In other jurisdictions where the same general rules of statutory construction are followed as those followed by the Indiana courts and in cases quite similar to the instant case, statutes increasing liability have been denied retroactive operation. See, e. g., Field v. Witt Tire Co. of Atlanta, Ga., 2 Cir., 200 F.2d 74 (Conn.Law); Monroe v. Chase, D.C. E.D.Ill., 76 F.Supp. 278 (Ill.Law); Regan v. Davis, 290 Pa. 167, 138 A. 751, 54 A.L.R. 1073; Keeley v. Great Northern Ry. Co., 139 Wis. 448, 121 N.W. 167; Theodosis v. Keeshin Motor Express Co., 341 Ill.App. 8, 92 N.E.2d 794; Cf. United States v. Mashburn, D.C.W.D.Ark., 85 F.Supp. 968. Although these decisions are obviously not controlling here, they are highly persuasive as to the rule Indiana should and would adopt.
We hold that the amount recoverable by plaintiff in this action was subject to the recovery limitation as provided in Section 2-403 before its amendment in 1955. The District Court, therefore, properly granted defendant's motion to dismiss.
The judgment of the District Court is affirmed.
On Petition for Rehearing.
The petition for a rehearing lays considerable stress on the fact that we stated in our original opinion that this action was commenced on April 5, 1955, whereas the correct date was April 5, 1956. Consequently, this action was commenced after the effective date of the amendment to Section 2-403, Ind. Stat.Ann. (Burns', 1946 Replacement), and not before, as was stated in the opinion.
This misstatement as to dates does not affect the result reached herein. The cause of action arose before the effective date of the amendment. The prior statute is applicable unless the amendment can be given a retroactive operation.

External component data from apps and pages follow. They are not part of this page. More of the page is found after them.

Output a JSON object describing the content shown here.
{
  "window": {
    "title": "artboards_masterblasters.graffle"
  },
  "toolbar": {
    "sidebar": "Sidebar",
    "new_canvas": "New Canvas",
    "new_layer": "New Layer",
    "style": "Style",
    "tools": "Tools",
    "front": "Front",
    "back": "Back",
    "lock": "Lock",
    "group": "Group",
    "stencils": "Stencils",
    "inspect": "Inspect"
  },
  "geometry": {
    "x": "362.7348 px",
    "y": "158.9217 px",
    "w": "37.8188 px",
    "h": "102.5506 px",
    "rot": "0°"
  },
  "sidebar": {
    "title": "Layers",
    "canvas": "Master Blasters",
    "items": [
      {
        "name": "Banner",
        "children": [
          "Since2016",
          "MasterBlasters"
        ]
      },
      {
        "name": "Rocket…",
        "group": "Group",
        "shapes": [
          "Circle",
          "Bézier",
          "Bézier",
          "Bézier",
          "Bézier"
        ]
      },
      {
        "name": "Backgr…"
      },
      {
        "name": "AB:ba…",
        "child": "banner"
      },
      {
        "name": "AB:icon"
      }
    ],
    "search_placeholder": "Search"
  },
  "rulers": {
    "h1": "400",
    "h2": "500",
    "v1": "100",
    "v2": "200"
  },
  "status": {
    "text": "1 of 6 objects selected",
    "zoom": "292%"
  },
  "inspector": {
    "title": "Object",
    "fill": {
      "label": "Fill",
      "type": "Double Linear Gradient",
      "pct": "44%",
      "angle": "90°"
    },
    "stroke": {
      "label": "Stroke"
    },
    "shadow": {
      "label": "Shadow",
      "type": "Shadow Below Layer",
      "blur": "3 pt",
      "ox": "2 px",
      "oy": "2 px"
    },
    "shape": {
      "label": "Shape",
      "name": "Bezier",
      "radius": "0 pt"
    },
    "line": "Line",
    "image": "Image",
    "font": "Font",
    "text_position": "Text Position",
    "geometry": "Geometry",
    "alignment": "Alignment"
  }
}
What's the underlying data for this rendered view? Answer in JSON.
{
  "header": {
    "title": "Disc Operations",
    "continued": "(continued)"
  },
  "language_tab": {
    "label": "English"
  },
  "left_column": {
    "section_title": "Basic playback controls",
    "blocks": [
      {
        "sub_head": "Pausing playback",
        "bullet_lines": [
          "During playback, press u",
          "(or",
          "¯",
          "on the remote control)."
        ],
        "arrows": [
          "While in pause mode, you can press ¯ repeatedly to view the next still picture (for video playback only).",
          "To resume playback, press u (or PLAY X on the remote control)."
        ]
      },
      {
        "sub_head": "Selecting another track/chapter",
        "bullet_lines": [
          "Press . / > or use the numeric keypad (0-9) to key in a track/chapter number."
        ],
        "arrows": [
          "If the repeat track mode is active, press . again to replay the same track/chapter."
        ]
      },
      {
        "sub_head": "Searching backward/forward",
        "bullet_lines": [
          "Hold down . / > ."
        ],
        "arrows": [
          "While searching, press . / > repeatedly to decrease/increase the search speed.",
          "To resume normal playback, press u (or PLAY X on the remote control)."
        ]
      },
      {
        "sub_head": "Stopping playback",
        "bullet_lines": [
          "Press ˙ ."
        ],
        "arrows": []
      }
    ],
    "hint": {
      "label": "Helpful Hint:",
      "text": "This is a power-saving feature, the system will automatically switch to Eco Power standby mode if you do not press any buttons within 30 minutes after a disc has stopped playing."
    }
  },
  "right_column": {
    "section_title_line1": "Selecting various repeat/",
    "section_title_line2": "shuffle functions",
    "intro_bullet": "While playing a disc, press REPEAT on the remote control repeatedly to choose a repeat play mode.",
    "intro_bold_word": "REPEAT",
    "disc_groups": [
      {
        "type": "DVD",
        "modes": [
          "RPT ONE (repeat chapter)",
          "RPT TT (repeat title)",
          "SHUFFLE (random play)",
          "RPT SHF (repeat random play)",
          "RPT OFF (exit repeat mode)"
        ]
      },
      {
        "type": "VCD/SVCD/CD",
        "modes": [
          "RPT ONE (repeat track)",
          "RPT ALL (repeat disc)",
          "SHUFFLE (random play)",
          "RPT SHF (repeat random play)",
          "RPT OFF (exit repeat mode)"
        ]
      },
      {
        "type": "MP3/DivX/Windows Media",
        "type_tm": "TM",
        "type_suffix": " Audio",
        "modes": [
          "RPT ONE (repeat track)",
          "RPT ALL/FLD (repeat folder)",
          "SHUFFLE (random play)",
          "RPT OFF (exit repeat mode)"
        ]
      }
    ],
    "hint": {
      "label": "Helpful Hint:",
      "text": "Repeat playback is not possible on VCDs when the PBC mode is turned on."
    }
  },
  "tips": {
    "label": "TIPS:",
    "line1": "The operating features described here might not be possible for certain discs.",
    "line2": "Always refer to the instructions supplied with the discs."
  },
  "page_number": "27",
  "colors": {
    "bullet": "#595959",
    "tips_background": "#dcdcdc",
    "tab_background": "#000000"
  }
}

Southern Indiana Ry. Co. v. Peyton, 157 Ind. 690, 61 N.E. 722. We have decided that the amendment under consideration cannot be retroactively applied to a cause of action which accrued prior to the effective date of the amendment.
The petition for rehearing is denied.